I take taxis almost everyday.
And for over a year I have only come across two taxi drivers who can speak some decent words of English. It is a misnomer that all taxi drivers in Beijing can speak English.
I met the second English-speaking driver today.
He was very polite in Chinese as well and after a while he began saying many of the phrases he knew: "Thank you," "your welcome", "traffic jam", and "traffic is terrible".
He said he'd been learning English for three years, going to a school for taxi drivers where they can learn at their own pace with 45-minute lessons.
While I don't think you can learn much in 45 minutes, his pronunciation was quite good and I told him that.
He said his teacher was Canadian and was getting married soon.
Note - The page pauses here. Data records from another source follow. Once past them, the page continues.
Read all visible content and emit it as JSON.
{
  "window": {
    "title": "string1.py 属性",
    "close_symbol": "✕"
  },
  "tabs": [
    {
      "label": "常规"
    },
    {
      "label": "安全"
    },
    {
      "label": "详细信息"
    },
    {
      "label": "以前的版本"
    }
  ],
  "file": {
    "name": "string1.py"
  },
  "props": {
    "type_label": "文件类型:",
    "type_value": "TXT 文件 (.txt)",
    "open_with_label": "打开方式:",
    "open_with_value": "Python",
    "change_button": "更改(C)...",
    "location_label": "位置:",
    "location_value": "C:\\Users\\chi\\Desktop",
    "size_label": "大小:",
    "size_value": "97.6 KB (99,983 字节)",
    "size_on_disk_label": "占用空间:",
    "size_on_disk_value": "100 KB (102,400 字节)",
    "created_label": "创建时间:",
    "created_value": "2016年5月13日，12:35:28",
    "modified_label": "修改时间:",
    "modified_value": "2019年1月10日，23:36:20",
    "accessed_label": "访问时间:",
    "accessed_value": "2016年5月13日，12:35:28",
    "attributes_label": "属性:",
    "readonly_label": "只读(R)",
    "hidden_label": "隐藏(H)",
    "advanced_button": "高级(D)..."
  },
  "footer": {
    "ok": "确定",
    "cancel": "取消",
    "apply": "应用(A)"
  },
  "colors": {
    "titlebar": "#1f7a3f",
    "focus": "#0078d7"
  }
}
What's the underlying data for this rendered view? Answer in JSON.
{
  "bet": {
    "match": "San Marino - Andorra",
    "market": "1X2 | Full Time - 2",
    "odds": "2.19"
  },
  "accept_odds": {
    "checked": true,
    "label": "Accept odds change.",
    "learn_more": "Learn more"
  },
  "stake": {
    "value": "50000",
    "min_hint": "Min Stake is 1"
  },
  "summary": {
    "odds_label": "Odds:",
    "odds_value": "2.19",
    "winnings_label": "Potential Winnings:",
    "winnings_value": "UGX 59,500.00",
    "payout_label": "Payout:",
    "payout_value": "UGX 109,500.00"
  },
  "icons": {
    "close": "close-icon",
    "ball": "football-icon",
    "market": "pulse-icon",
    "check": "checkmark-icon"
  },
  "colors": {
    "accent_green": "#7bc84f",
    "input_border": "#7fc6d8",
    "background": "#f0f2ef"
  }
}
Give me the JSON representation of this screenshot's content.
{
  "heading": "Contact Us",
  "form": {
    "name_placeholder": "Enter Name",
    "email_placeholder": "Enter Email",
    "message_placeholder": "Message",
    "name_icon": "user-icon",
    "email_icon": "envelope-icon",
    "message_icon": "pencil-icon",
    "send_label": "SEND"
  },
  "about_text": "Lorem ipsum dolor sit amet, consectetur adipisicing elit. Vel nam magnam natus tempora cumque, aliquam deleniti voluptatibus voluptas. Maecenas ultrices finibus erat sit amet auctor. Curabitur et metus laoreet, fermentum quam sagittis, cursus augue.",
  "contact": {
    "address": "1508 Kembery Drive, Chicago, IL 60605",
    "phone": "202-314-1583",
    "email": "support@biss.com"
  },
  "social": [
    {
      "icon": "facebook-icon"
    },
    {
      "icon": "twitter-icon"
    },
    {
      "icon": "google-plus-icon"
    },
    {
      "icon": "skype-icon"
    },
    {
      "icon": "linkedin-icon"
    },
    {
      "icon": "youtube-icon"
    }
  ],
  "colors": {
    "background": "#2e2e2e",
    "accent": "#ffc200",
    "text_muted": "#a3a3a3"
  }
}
He was invited to their wedding celebration that will be held here. "Wedding" he said.
As part of his listening comprehension, he said they listened to recordings from the Canadian Broadcasting Corporation.
He smiled and added, "It's important to learn another language, especially for us taxi drivers."
I agreed and added even more so for the Olympics.
While he concurred, he believes there won't be that many foreigners coming, even though Olympics officials predict 500,000 overseas visitors will take in the Games.
"For many of them China is too far away," he said.
He may be right on not many foreigners coming, but it' might not be because of distance.
The Chinese government hasn't admitted this, but people's experience of trying to get tourist visas is getting complicated.
Citing security reasons, the government is creating more hurdles for people to jump over. They have to show proof of return airfare, a certificate from the hotel they will be staying at, or if they will be staying at a Beijing residence, to have a copy of the person's residence permit papers and registration at the local police station.
But maybe that was too complicated for the taxi driver to say to me in English.
At the end of my ride, he asked me how to tell people in his cab to take all their belongings with them when they get out of the car.
"Please take all your things," I said, thinking belongings would be to hard to remember.
"Please take all your things," he repeated. "Bye bye."